**ACTION ITEM**.
Each line of the data should be given again exactly.

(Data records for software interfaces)
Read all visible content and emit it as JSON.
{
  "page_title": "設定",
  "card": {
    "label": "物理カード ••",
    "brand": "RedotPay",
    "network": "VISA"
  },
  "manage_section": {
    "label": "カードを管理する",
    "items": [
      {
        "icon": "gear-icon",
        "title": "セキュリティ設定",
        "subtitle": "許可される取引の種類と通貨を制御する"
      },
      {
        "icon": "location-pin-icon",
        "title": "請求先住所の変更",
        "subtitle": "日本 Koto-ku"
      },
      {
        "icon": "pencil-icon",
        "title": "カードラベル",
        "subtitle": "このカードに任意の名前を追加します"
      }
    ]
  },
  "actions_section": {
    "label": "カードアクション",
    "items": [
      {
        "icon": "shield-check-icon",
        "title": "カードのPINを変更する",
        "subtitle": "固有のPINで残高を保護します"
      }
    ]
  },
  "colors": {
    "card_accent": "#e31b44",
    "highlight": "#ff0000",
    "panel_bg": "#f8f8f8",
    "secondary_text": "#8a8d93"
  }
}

**THE COMPLETED TASK**.
Read all visible content and emit it as JSON.
{
  "page_title": "設定",
  "card": {
    "label": "物理カード ••",
    "brand": "RedotPay",
    "network": "VISA"
  },
  "manage_section": {
    "label": "カードを管理する",
    "items": [
      {
        "icon": "gear-icon",
        "title": "セキュリティ設定",
        "subtitle": "許可される取引の種類と通貨を制御する"
      },
      {
        "icon": "location-pin-icon",
        "title": "請求先住所の変更",
        "subtitle": "日本 Koto-ku"
      },
      {
        "icon": "pencil-icon",
        "title": "カードラベル",
        "subtitle": "このカードに任意の名前を追加します"
      }
    ]
  },
  "actions_section": {
    "label": "カードアクション",
    "items": [
      {
        "icon": "shield-check-icon",
        "title": "カードのPINを変更する",
        "subtitle": "固有のPINで残高を保護します"
      }
    ]
  },
  "colors": {
    "card_accent": "#e31b44",
    "highlight": "#ff0000",
    "panel_bg": "#f8f8f8",
    "secondary_text": "#8a8d93"
  }
}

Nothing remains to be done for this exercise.